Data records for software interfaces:
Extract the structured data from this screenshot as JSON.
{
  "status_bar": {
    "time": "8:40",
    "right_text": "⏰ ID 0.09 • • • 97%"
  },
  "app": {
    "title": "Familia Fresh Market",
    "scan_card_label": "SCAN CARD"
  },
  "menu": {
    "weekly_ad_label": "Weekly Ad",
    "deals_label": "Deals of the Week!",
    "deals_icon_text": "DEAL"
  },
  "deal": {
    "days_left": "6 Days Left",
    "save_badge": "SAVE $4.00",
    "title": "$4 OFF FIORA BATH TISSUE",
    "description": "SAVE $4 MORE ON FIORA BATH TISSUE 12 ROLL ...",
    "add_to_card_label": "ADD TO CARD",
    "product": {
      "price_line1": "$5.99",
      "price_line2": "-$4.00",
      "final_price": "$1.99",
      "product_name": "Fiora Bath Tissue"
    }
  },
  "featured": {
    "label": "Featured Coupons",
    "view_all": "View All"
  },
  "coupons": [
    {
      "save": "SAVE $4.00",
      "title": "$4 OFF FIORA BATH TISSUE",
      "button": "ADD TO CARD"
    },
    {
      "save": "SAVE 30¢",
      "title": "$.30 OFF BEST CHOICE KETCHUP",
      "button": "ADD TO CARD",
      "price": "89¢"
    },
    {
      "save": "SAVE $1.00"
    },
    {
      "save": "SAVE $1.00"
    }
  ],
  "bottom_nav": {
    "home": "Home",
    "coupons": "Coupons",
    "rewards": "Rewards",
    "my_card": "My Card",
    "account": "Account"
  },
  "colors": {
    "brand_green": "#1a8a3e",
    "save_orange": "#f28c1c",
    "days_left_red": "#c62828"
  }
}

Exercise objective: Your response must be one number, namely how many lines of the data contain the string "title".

Answer box: 4